##### DATA EXTRACT #####

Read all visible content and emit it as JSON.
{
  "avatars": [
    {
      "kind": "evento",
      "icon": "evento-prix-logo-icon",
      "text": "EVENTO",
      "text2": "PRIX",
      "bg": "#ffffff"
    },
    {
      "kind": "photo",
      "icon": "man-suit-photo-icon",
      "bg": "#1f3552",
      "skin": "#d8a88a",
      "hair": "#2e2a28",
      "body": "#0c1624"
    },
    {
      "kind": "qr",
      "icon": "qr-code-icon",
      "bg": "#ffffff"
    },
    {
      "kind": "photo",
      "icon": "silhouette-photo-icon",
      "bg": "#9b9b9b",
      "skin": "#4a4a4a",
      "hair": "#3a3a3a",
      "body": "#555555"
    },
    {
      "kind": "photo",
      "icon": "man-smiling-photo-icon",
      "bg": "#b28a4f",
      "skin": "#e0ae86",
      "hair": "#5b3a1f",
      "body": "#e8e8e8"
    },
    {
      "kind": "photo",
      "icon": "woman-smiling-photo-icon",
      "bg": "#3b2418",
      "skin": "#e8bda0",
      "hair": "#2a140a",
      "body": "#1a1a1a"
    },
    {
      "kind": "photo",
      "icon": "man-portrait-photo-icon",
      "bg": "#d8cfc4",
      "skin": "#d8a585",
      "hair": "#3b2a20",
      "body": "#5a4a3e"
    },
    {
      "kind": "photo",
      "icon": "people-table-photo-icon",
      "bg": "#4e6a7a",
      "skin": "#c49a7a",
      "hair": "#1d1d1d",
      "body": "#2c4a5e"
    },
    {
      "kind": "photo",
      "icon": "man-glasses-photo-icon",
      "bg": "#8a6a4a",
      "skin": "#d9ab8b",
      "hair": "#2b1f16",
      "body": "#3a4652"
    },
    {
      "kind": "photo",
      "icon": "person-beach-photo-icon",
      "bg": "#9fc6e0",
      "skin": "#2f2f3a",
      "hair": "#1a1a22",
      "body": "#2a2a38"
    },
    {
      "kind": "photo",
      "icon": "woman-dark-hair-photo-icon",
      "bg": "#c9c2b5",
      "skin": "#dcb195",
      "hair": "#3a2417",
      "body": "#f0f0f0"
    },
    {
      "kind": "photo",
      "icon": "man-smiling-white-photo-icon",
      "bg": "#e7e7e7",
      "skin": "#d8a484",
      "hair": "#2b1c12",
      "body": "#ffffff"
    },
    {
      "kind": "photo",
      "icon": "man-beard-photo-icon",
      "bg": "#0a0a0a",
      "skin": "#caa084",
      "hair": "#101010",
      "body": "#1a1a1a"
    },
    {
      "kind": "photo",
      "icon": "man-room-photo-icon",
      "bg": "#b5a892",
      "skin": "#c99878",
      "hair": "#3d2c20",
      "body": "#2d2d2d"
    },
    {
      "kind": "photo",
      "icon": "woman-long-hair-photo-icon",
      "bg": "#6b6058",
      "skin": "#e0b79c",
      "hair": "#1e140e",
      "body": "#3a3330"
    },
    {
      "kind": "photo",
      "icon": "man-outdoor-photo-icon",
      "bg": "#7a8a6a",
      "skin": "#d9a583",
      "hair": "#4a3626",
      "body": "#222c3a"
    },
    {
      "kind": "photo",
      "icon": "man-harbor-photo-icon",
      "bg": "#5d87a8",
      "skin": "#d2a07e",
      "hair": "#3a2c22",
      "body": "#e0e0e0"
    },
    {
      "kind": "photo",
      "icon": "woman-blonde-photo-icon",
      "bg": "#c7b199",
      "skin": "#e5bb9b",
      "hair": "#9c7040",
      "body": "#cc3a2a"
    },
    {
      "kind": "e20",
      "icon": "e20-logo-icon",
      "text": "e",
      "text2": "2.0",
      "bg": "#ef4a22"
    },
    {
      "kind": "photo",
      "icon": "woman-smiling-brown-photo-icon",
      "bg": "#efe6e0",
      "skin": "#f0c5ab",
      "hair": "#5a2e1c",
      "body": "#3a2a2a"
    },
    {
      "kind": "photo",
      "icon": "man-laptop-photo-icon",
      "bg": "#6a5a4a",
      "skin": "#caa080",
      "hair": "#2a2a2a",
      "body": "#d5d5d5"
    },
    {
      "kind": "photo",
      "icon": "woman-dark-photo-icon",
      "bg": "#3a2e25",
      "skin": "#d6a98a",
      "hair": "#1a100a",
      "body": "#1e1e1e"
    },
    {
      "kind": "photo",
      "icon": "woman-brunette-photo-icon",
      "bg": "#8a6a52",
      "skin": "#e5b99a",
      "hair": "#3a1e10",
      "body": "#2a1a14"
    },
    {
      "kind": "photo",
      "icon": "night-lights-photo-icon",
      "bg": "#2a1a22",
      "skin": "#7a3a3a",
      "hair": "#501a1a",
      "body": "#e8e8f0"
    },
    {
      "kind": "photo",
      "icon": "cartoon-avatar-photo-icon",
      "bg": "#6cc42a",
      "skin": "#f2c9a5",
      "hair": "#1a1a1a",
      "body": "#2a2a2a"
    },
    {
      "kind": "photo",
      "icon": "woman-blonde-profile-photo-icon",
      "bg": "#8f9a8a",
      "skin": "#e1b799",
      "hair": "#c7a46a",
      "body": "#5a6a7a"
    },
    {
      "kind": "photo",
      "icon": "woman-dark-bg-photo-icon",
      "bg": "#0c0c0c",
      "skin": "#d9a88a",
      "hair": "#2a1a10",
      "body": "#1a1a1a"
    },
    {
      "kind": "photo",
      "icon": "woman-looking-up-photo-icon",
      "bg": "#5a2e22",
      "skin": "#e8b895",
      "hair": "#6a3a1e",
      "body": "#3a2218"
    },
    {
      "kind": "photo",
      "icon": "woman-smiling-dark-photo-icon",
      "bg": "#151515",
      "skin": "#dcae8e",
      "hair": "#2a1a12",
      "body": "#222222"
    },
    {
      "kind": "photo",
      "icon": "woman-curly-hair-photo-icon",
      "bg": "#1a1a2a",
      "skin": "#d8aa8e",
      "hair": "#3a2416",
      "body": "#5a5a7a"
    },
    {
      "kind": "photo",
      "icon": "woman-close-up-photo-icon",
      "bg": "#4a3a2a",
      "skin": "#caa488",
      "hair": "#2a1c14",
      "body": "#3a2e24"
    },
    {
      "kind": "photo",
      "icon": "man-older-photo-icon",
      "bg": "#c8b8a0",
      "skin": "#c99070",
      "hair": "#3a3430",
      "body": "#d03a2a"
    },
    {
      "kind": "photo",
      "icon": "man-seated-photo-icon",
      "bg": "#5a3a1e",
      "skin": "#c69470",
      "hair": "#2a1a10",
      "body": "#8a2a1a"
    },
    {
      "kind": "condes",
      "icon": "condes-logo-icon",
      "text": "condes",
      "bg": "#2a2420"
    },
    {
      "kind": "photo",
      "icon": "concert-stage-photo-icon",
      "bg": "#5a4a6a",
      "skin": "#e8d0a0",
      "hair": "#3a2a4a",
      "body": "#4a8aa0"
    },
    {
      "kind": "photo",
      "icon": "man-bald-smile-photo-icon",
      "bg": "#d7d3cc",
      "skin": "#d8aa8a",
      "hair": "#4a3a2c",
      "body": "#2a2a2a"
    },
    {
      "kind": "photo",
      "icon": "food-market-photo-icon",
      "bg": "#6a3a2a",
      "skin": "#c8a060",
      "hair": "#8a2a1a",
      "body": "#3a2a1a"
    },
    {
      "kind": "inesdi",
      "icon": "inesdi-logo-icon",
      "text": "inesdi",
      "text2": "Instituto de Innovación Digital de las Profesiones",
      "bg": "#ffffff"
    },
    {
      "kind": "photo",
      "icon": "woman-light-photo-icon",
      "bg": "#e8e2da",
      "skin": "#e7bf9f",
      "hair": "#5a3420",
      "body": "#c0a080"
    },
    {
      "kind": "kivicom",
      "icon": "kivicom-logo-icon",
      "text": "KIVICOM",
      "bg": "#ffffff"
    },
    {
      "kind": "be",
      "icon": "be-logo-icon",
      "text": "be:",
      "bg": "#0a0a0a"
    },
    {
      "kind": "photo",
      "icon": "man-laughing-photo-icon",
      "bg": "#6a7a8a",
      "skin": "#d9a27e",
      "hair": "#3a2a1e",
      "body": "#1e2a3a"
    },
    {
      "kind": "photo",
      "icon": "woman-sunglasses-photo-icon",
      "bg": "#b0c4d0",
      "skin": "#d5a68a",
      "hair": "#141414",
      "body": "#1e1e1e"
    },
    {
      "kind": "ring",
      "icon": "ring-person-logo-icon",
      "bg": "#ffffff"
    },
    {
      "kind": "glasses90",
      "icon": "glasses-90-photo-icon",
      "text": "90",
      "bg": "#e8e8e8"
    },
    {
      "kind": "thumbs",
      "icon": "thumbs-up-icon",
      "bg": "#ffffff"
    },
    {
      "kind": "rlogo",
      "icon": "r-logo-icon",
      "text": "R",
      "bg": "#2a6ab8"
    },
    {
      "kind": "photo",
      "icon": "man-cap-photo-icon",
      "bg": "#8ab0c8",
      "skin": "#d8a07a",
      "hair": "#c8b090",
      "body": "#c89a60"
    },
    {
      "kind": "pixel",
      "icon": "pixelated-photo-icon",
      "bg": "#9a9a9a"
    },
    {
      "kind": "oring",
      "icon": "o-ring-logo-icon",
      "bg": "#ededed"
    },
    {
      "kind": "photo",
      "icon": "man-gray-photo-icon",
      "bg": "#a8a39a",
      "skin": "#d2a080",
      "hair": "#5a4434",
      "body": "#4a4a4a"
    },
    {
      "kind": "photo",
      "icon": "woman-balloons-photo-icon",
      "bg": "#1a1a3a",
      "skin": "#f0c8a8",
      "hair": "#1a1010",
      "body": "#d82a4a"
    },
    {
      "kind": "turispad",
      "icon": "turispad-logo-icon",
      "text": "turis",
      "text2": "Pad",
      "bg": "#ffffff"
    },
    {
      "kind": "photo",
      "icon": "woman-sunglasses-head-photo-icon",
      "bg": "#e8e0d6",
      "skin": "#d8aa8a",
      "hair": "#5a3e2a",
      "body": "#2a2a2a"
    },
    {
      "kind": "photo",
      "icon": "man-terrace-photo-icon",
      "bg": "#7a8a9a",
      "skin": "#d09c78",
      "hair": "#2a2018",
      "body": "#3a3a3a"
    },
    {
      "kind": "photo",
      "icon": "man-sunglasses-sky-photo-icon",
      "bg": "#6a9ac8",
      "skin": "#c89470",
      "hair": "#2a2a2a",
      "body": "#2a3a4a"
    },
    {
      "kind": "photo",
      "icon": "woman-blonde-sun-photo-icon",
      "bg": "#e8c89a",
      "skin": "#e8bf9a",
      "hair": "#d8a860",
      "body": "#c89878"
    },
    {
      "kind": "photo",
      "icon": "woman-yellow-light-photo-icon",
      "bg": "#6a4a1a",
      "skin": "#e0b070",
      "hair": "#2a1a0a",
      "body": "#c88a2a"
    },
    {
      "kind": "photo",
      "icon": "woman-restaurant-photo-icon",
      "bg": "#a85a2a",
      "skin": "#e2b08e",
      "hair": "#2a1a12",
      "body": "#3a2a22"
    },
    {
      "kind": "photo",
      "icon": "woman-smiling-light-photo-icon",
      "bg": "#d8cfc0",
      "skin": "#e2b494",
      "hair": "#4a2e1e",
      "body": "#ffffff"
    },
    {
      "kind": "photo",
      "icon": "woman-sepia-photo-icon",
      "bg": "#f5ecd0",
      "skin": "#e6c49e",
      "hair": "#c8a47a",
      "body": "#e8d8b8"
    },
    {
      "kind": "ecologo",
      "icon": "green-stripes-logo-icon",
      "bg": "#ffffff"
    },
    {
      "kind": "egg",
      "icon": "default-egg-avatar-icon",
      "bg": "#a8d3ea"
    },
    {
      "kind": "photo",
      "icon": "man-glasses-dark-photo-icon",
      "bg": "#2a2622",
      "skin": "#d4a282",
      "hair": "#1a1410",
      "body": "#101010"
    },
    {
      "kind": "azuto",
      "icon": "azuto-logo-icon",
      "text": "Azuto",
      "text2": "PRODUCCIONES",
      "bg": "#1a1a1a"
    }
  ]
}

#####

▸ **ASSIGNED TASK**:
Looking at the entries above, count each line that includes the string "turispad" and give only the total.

▸ **EXPECTED OUTPUT**:
2